    Anti-abortion protesters attempted to get a teacher fired because she was a clinic escort. In 2015, North Carolina clinic escort Shana Broders experienced personalized and targeted harassment when anti-abortion protesters found out that she was a teacher at a local elementary school. At first, protesters engaged in intimidation tactics, including threatening to contact her school, but they initially did not actually follow through on these threats. Eventually, someone called the school and said Broders was a “baby killer,” and that she should be fired. Broders noted that these personalized attacks did not start until she called the police on a protester who was trespassing on the clinic’s property by hiding behind a bush in order to ambush the clinic’s doctor. Although Broders’ school supported her, the district also had to take extra safety precautions for fear of protesters showing up to school events. [Cosmopolitan, 8/26/15]

    Journalists confront anti-abortion harassment in reporting on abortion

    Journalists who report on abortion receive death threats and harassment from anti-abortion proponents. A new study published in the medical journal Contraception surveyed journalists with experience reporting on abortion and found that over 80 percent “reported experiencing anti-abortion harassment as a result of their abortion work.” Journalists in the study came from a wide variety of media backgrounds and “very few described abortion or reproductive health as their sole area of focus.” Nevertheless, journalists reported anti-abortion harassment that “ranged from ‘nasty tweets’ to ‘death threats.’” One journalist recounted anti-abortion people tweeting her home address, which, she said, had a “chilling effect” on her desire to report on abortion or reproductive rights in the future. For most of the journalists in the study, though “they were initially ‘devastated’ and ‘overwhelmed’ by the harassment,” it eventually became “an expected part of covering abortion.” From Contraception (which requires a subscription):

    Over 80% (n=28) of participants reported experiencing anti-abortion harassment as a result of their abortion work.


    Participants had experience writing at 75 different media outlets, including television, radio, newspapers, and magazines, with a range of distributions (i.e., international, national, regional) and audiences (e.g., general interest, progressive, feminist). While all participants had experience reporting on abortion, very few described abortion or reproductive health as their sole area of focus.

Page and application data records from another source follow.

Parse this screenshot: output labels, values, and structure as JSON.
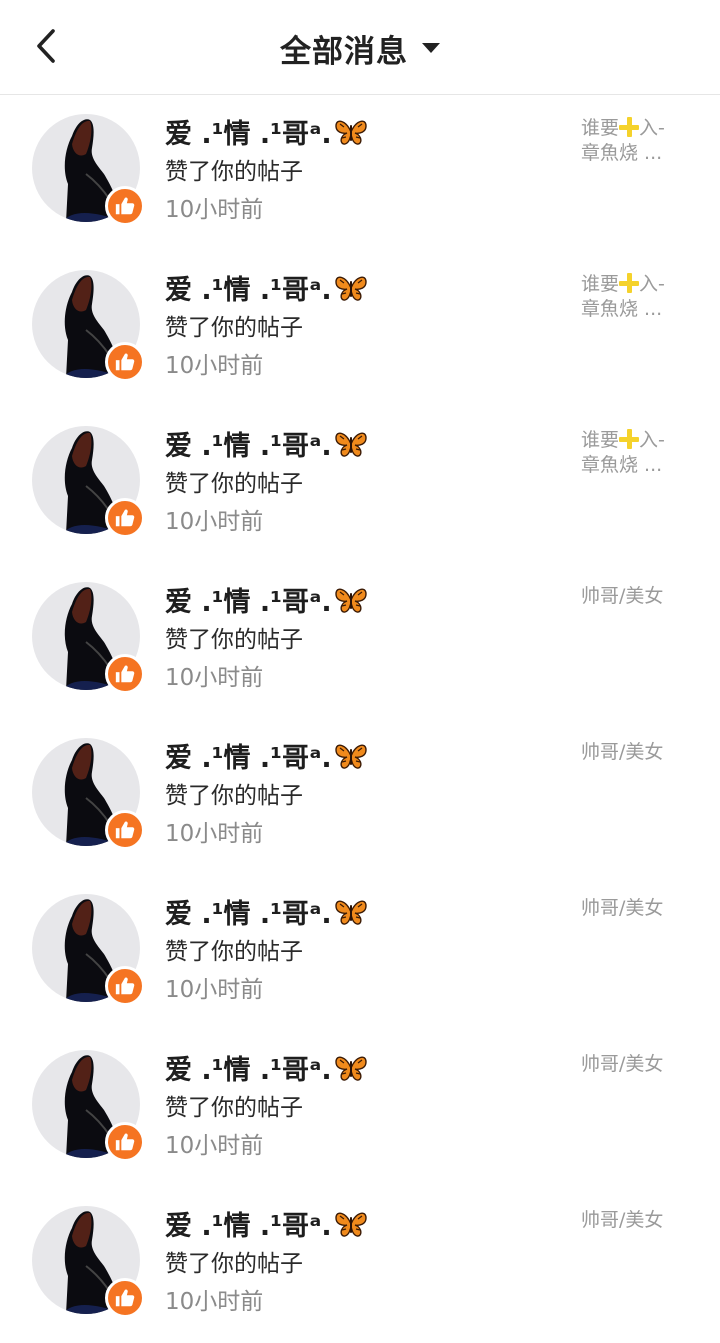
{
  "header": {
    "title": "全部消息"
  },
  "notifications": [
    {
      "name": "爱 .¹情 .¹哥ᵃ.",
      "action": "赞了你的帖子",
      "time": "10小时前",
      "post_line1_a": "谁要",
      "post_line1_b": "入-",
      "post_line2": "章魚烧 ...",
      "has_plus": true
    },
    {
      "name": "爱 .¹情 .¹哥ᵃ.",
      "action": "赞了你的帖子",
      "time": "10小时前",
      "post_line1_a": "谁要",
      "post_line1_b": "入-",
      "post_line2": "章魚烧 ...",
      "has_plus": true
    },
    {
      "name": "爱 .¹情 .¹哥ᵃ.",
      "action": "赞了你的帖子",
      "time": "10小时前",
      "post_line1_a": "谁要",
      "post_line1_b": "入-",
      "post_line2": "章魚烧 ...",
      "has_plus": true
    },
    {
      "name": "爱 .¹情 .¹哥ᵃ.",
      "action": "赞了你的帖子",
      "time": "10小时前",
      "post_line1_a": "帅哥/美女",
      "post_line1_b": "",
      "post_line2": "",
      "has_plus": false
    },
    {
      "name": "爱 .¹情 .¹哥ᵃ.",
      "action": "赞了你的帖子",
      "time": "10小时前",
      "post_line1_a": "帅哥/美女",
      "post_line1_b": "",
      "post_line2": "",
      "has_plus": false
    },
    {
      "name": "爱 .¹情 .¹哥ᵃ.",
      "action": "赞了你的帖子",
      "time": "10小时前",
      "post_line1_a": "帅哥/美女",
      "post_line1_b": "",
      "post_line2": "",
      "has_plus": false
    },
    {
      "name": "爱 .¹情 .¹哥ᵃ.",
      "action": "赞了你的帖子",
      "time": "10小时前",
      "post_line1_a": "帅哥/美女",
      "post_line1_b": "",
      "post_line2": "",
      "has_plus": false
    },
    {
      "name": "爱 .¹情 .¹哥ᵃ.",
      "action": "赞了你的帖子",
      "time": "10小时前",
      "post_line1_a": "帅哥/美女",
      "post_line1_b": "",
      "post_line2": "",
      "has_plus": false
    }
  ],
  "icons": {
    "back": "chevron-left-icon",
    "dropdown": "caret-down-icon",
    "like": "thumbs-up-icon",
    "name_emoji": "butterfly-icon"
  },
  "colors": {
    "like_badge": "#f57422",
    "plus_emoji": "#f5d22b",
    "butterfly": "#f08a1c"
  }
}
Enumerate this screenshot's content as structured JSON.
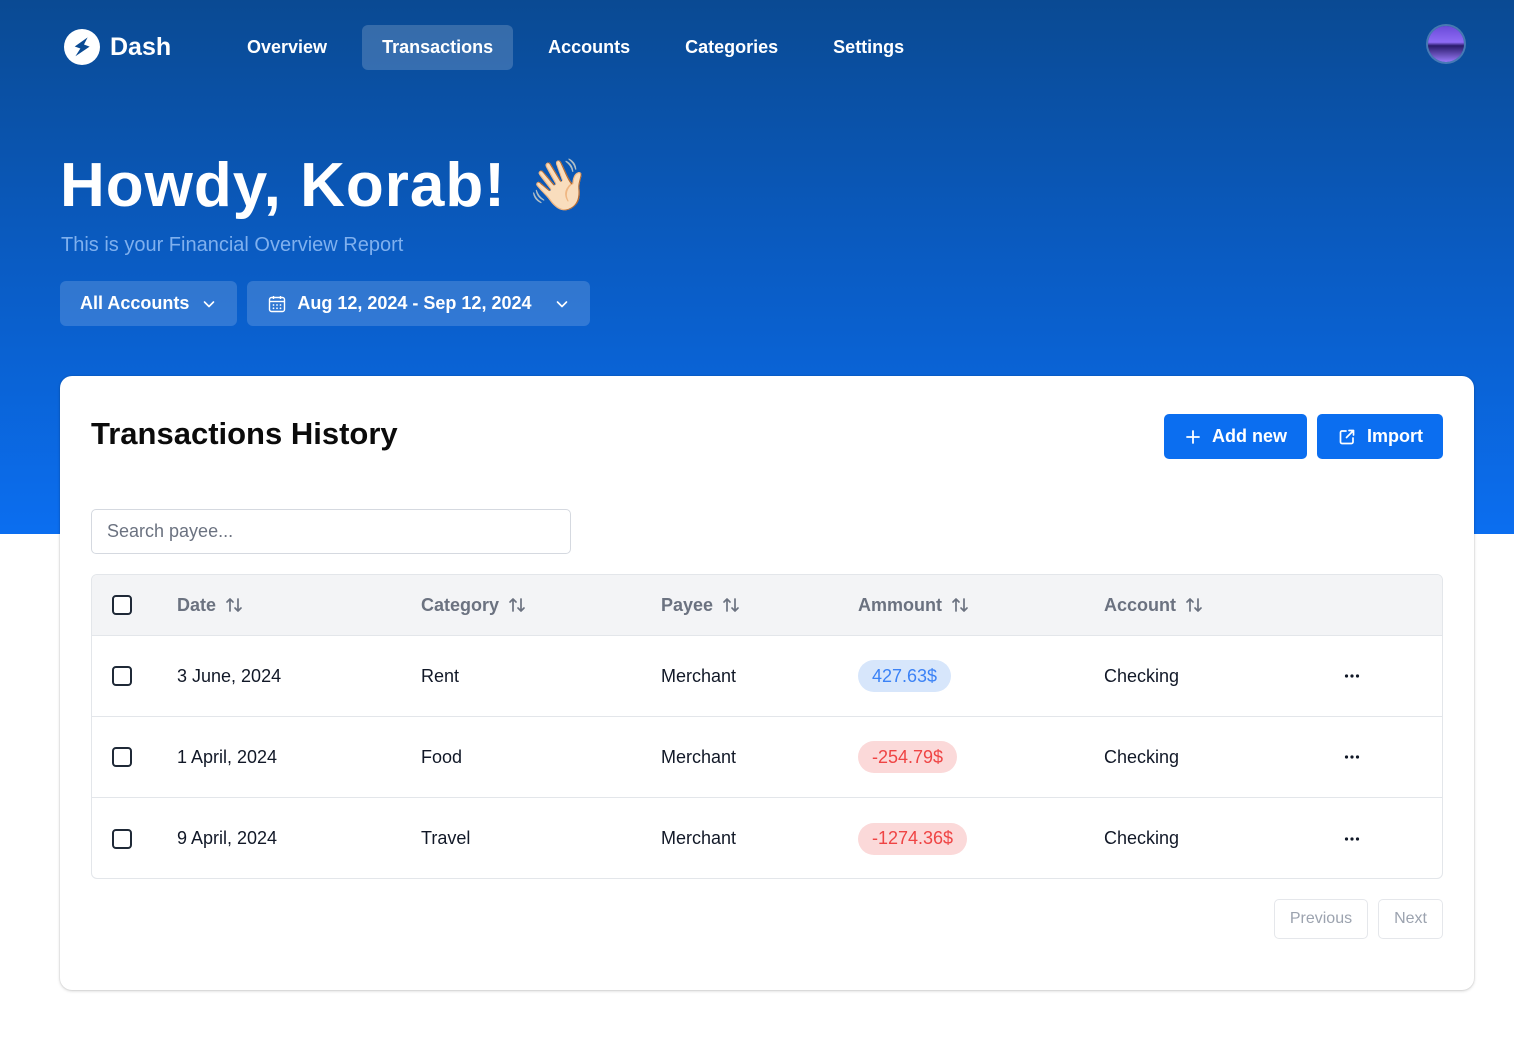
{
  "app": {
    "name": "Dash"
  },
  "nav": {
    "links": [
      {
        "label": "Overview",
        "active": false
      },
      {
        "label": "Transactions",
        "active": true
      },
      {
        "label": "Accounts",
        "active": false
      },
      {
        "label": "Categories",
        "active": false
      },
      {
        "label": "Settings",
        "active": false
      }
    ]
  },
  "header": {
    "greeting": "Howdy, Korab!",
    "wave_emoji": "👋🏻",
    "subtitle": "This is your Financial Overview Report",
    "account_filter": "All Accounts",
    "date_range": "Aug 12, 2024 - Sep 12, 2024"
  },
  "card": {
    "title": "Transactions History",
    "add_new_label": "Add new",
    "import_label": "Import",
    "search_placeholder": "Search payee...",
    "columns": [
      "Date",
      "Category",
      "Payee",
      "Ammount",
      "Account"
    ],
    "rows": [
      {
        "date": "3 June, 2024",
        "category": "Rent",
        "payee": "Merchant",
        "amount": "427.63$",
        "type": "positive",
        "account": "Checking"
      },
      {
        "date": "1 April, 2024",
        "category": "Food",
        "payee": "Merchant",
        "amount": "-254.79$",
        "type": "negative",
        "account": "Checking"
      },
      {
        "date": "9 April, 2024",
        "category": "Travel",
        "payee": "Merchant",
        "amount": "-1274.36$",
        "type": "negative",
        "account": "Checking"
      }
    ],
    "pagination": {
      "previous": "Previous",
      "next": "Next"
    }
  },
  "colors": {
    "accent": "#0b6ef0",
    "positive_bg": "#d7e6fb",
    "positive_text": "#3b82f6",
    "negative_bg": "#fbd9d9",
    "negative_text": "#ef4444"
  },
  "icons": [
    "bolt-logo-icon",
    "chevron-down-icon",
    "calendar-icon",
    "plus-icon",
    "external-link-icon",
    "sort-icon",
    "more-horizontal-icon"
  ]
}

    Most participants reported experiencing harassment as a result of abortion reporting; 24 of 31 participants had faced some form of it. This harassment ranged from “nasty tweets” to “death threats,” a pattern consistent with the experiences of others affiliated with abortion, such as providers and patients. Some journalists’ experiences became particularly alarming:

    Antis [anti-abortion advocates] tweeted out my home address. So that was an issue for me as a writer and it did have a chilling effect... It made me really terrified. (Brenna, 41)

    Most participants expressed that they were initially “devastated” and “overwhelmed” by the harassment, but that it had become, for them, an expected part of covering abortion – even as they believed their editors were surprised by the level of vitriol that abortion journalists faced. [Contraception, 8/16/17]

    Right-wing media attacked Teen Vogue after the outlet published an article tackling abortion stigma. In February, Teen Vogue published a guide about what to get a friend after an abortion -- in an effort to combat the stigma many people face after they have an abortion. Teen Vogue and the author of the piece both encountered attacks from right-wing and anti-choice media. National Review claimed Teen Vogue’s “blasé attitude” toward abortion was harmful to people who experience regret and emotional consequences after an abortion, even though the American Psychological Association has found that abortion does not cause mental health problems. Lifezette criticized Teen Vogue for engaging in a marketing scheme to promote abortion to underage girls. Anti-choice outlet LifeNews attacked Teen Vogue for promoting “pro-abortion propaganda.” [Media Matters, 2/16/17]